▶ _WHAT THE EXERCISE ASKS_
Which lines of the data include the string "Core"? List them all.

▶ _GIVEN DATA_
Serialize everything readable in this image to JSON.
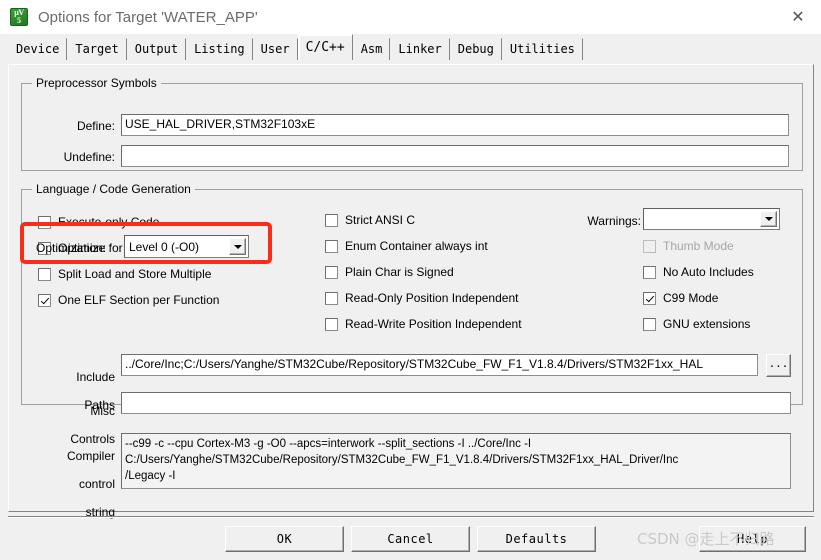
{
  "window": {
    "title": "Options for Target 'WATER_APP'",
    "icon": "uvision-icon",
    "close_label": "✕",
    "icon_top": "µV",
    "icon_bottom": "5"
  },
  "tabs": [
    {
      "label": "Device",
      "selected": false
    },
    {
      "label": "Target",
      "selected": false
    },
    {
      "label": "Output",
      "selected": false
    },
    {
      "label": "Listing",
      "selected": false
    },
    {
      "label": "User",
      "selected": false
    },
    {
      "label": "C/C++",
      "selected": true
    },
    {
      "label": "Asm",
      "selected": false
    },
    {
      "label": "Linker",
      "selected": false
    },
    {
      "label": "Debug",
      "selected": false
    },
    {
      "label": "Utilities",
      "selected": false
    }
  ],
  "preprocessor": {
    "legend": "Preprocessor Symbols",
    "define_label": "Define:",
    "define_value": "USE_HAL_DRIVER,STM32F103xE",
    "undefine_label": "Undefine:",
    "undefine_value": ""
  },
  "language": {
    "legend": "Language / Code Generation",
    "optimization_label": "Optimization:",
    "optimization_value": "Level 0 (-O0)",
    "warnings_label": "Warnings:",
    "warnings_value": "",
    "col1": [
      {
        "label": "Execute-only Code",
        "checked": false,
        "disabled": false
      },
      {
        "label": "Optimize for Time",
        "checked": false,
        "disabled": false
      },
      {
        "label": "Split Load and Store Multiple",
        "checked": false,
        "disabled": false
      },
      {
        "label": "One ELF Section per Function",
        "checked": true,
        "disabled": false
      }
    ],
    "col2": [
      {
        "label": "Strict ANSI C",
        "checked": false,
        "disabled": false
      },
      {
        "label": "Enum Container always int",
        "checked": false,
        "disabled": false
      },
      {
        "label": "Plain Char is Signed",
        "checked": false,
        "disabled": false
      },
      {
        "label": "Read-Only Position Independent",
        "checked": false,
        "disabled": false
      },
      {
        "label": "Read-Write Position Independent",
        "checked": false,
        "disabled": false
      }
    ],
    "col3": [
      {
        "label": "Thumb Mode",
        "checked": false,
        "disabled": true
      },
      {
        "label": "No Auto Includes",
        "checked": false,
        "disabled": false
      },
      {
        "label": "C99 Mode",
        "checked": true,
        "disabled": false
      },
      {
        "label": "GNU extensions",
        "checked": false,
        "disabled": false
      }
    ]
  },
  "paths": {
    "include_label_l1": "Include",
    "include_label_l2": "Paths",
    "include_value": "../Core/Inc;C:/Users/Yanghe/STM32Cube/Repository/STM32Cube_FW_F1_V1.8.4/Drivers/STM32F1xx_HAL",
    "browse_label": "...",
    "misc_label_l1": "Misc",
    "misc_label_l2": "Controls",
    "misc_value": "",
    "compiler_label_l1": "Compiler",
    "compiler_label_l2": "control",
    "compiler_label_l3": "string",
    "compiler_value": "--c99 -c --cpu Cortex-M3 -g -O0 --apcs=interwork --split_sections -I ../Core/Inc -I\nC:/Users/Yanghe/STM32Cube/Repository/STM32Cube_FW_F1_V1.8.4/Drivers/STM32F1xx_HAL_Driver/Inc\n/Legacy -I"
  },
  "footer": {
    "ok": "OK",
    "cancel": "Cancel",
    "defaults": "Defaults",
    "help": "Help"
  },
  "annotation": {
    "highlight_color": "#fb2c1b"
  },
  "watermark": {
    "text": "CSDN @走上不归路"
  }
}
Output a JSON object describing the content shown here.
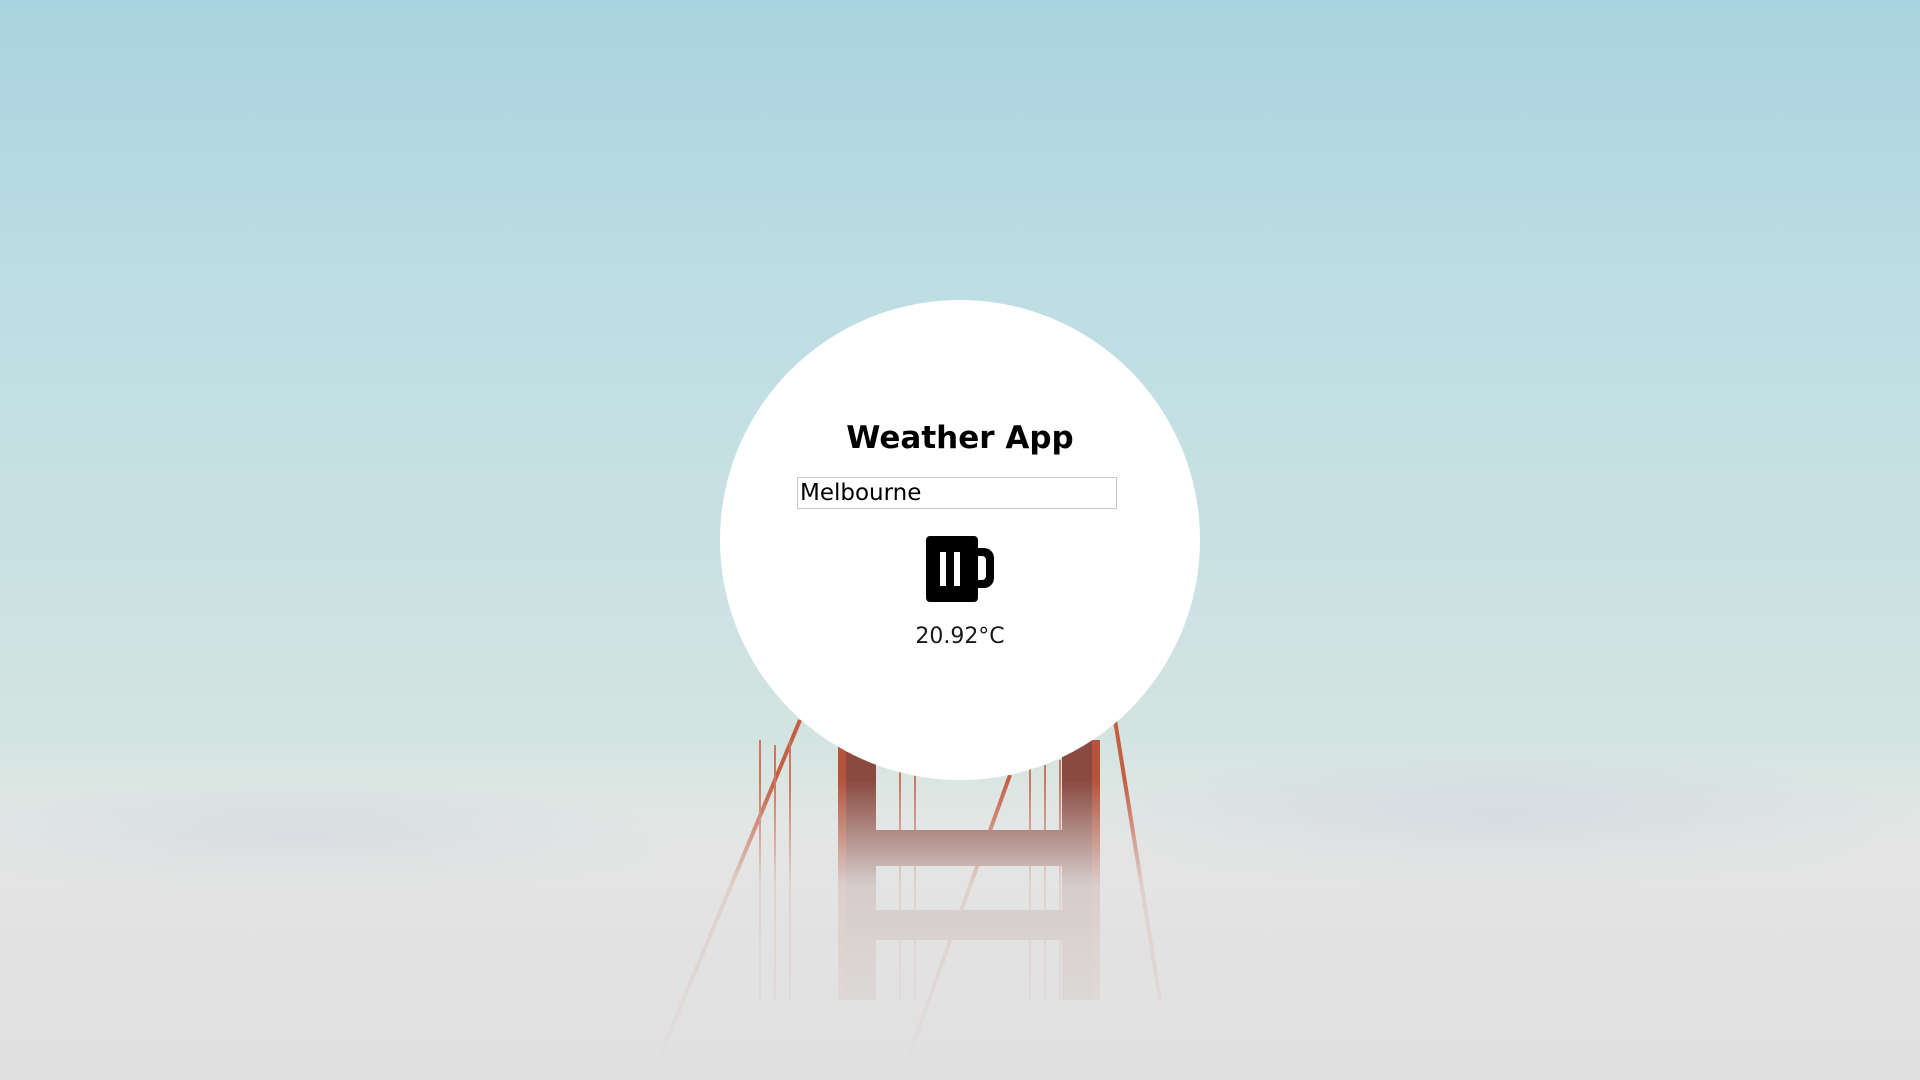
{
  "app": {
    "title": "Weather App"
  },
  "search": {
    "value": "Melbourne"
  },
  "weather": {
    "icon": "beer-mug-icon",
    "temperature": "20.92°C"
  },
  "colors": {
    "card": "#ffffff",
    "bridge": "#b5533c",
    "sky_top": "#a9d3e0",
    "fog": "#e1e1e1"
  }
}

▶ _RESPONSE AREA_
    "include_value": "../Core/Inc;C:/Users/Yanghe/STM32Cube/Repository/STM32Cube_FW_F1_V1.8.4/Drivers/STM32F1xx_HAL",
    "compiler_value": "--c99 -c --cpu Cortex-M3 -g -O0 --apcs=interwork --split_sections -I ../Core/Inc -I\nC:/Users/Yanghe/STM32Cube/Repository/STM32Cube_FW_F1_V1.8.4/Drivers/STM32F1xx_HAL_Driver/Inc\n/Legacy -I"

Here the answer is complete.